Considering how difficult high-quality engineering talent is to obtain, what’s the true opportunity cost of building a solution that you could have bought? Instead of building something that you could buy, are there features you can build instead that will give you a greater market share, increase competitive advantage or serve your customers better?
So, you should ask yourself, what features are you deprioritizing or delaying on your roadmap to accommodate building a set of features you could buy? The more carefully that you consider these tradeoffs, the more clear it becomes that building software that you could buy rarely makes strategic sense.
Can you accelerate your go-to-market?
Along with vision, speed of execution is what matters in tech. Optimizing for speed means ruthlessly prioritizing the differentiating features of your offering and getting it to users quickly. Even if you had unlimited resources as far as money and engineering talent, you still wouldn’t have unlimited time. So, no matter how well funded your company is, it will never make sense to build all of the capabilities that you require. That’s why it’s critically important to be mindful of what makes the most sense for you to build.
Picking the “buy” option can mean accelerating your go-to-market by months (or even years!). So your question shouldn’t be ‘can I build this?’ but ‘should I?’
Solutions that meet your needs
If you find a solution that meets your needs, it almost never makes sense to build.
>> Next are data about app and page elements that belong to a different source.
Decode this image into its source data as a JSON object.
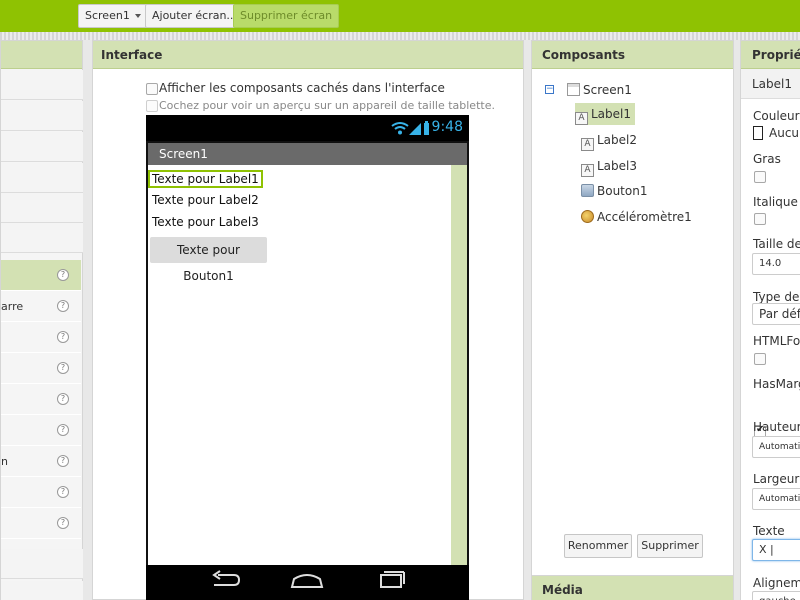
{
  "toolbar": {
    "screen_select": "Screen1",
    "add_screen": "Ajouter écran...",
    "remove_screen": "Supprimer écran"
  },
  "palette": {
    "items": [
      {
        "label": "",
        "help": "?"
      },
      {
        "label": "arre",
        "help": "?"
      },
      {
        "label": "",
        "help": "?"
      },
      {
        "label": "",
        "help": "?"
      },
      {
        "label": "",
        "help": "?"
      },
      {
        "label": "",
        "help": "?"
      },
      {
        "label": "n",
        "help": "?"
      },
      {
        "label": "",
        "help": "?"
      },
      {
        "label": "",
        "help": "?"
      }
    ]
  },
  "viewer": {
    "title": "Interface",
    "show_hidden": "Afficher les composants cachés dans l'interface",
    "tablet_preview": "Cochez pour voir un aperçu sur un appareil de taille tablette.",
    "phone": {
      "time": "9:48",
      "screen_title": "Screen1",
      "labels": [
        "Texte pour Label1",
        "Texte pour Label2",
        "Texte pour Label3"
      ],
      "button": "Texte pour Bouton1"
    }
  },
  "components": {
    "title": "Composants",
    "root": {
      "label": "Screen1",
      "icon": "screen-icon"
    },
    "children": [
      {
        "label": "Label1",
        "icon": "label-icon"
      },
      {
        "label": "Label2",
        "icon": "label-icon"
      },
      {
        "label": "Label3",
        "icon": "label-icon"
      },
      {
        "label": "Bouton1",
        "icon": "button-icon"
      },
      {
        "label": "Accéléromètre1",
        "icon": "accelerometer-icon"
      }
    ],
    "rename": "Renommer",
    "delete": "Supprimer"
  },
  "media": {
    "title": "Média"
  },
  "properties": {
    "title": "Propriété",
    "component": "Label1",
    "background_color": {
      "label": "Couleur d",
      "value": "Aucu"
    },
    "bold": {
      "label": "Gras"
    },
    "italic": {
      "label": "Italique"
    },
    "font_size": {
      "label": "Taille de p",
      "value": "14.0"
    },
    "font_type": {
      "label": "Type de p",
      "value": "Par défau"
    },
    "html_format": {
      "label": "HTMLFor"
    },
    "has_margins": {
      "label": "HasMarg"
    },
    "height": {
      "label": "Hauteur",
      "value": "Automatiq"
    },
    "width": {
      "label": "Largeur",
      "value": "Automatiq"
    },
    "text": {
      "label": "Texte",
      "value": "X"
    },
    "alignment": {
      "label": "Alignemen",
      "value": "gauche"
    }
  },
  "colors": {
    "topbar": "#8fc202",
    "panel_header": "#d3e1b3",
    "clock": "#38b3e8"
  }
}
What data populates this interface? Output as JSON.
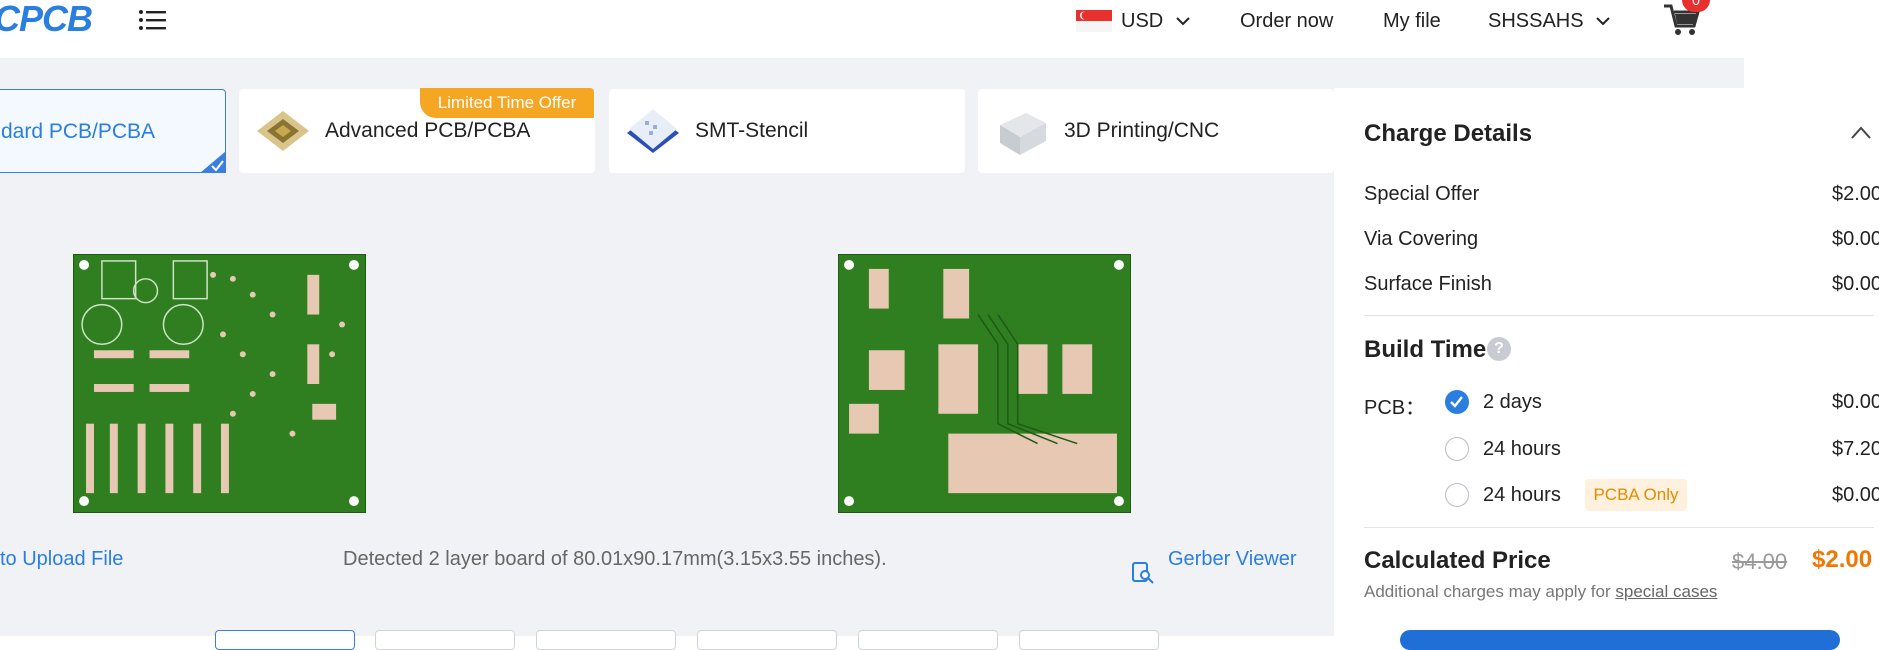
{
  "header": {
    "logo": "CPCB",
    "currency": "USD",
    "order_now": "Order now",
    "my_file": "My file",
    "account": "SHSSAHS",
    "cart_count": "0"
  },
  "products": [
    {
      "label": "dard PCB/PCBA",
      "active": true
    },
    {
      "label": "Advanced PCB/PCBA",
      "active": false
    },
    {
      "label": "SMT-Stencil",
      "active": false
    },
    {
      "label": "3D Printing/CNC",
      "active": false
    }
  ],
  "offer_badge": "Limited Time Offer",
  "upload": {
    "link": "to Upload File",
    "detected": "Detected 2 layer board of 80.01x90.17mm(3.15x3.55 inches).",
    "gerber_viewer": "Gerber Viewer"
  },
  "charges": {
    "title": "Charge Details",
    "items": [
      {
        "label": "Special Offer",
        "value": "$2.00"
      },
      {
        "label": "Via Covering",
        "value": "$0.00"
      },
      {
        "label": "Surface Finish",
        "value": "$0.00"
      }
    ]
  },
  "build_time": {
    "title": "Build Time",
    "help": "?",
    "pcb_label": "PCB：",
    "options": [
      {
        "label": "2 days",
        "value": "$0.00",
        "checked": true
      },
      {
        "label": "24 hours",
        "value": "$7.20",
        "checked": false
      },
      {
        "label": "24 hours",
        "value": "$0.00",
        "checked": false,
        "tag": "PCBA Only"
      }
    ]
  },
  "price": {
    "title": "Calculated Price",
    "old": "$4.00",
    "new": "$2.00",
    "note_prefix": "Additional charges may apply for ",
    "note_link": "special cases"
  },
  "colors": {
    "accent": "#2a7ee0",
    "offer": "#f5a623",
    "price": "#f07800",
    "board": "#2e7d1e"
  }
}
On the other hand, if a solution needs extensive customization to cover your use case, or you can’t find anything on the market that comes close to what you were looking for, building is your best bet. If your use-case is on the fringes of the value proposition of what you’re buying, or you won’t be using it as intended, it will cost you time and money in the long run. Don’t put square pegs in round holes!
Another element often overlooked while buying a product is the team behind it. If you’re buying a solution from a team you trust, you can think of them as a force multiplier to your core product. They become an enabler, and as Zack Kanter puts it “you’re effectively buying autoscaling, on demand top talent.”
When is building the right approach?
Building is the right thing to do in lots of different scenarios, but in general it can make sense to build software you could buy if:
- You’re building a core part of your value propositions and competitive differentiation. This is especially true when you have solid domain expertise, and what you’re choosing to build is part of your core competency.
- You have the engineering talent (fungible R&D) to buid it, or time to hire and train engineers, and you operate at scale. This makes the most sense if your company is large and will use this software at a scale that doesn’t fit with software you could buy.
- You should absolutely build software when your needs are unique. If you have very specific needs, and you can’t find a solution that fits your unique needs as a company, then you should build what you need.
On the other hand, if there’s a solution available that directly solves your needs and is built by a team you trust, the right answer is to buy. The indirect advantages of freeing up space on your roadmap to solve problems that differentiate you as a company, and shipping faster, can’t be understated.
Make an informed decision
Lastly, make this build vs buy decision after holistic evaluation of the visible and invisible costs. Use a structured decision making framework to avoid heuristic-based decision making. In his whitepaper ‘A Structured Approach to Strategic Decisions’ Kaheneman discusses evaluative judgements — places where you need to boil down large amounts of complex information to a decision, like whether to build or buy. In such decisions, you need to watch out for cognitive biases like availability bias, confirmation bias, and excessive coherence.
Carefully weighing both invisible and visible costs can help you reduce the errors in your decision making and judgment process.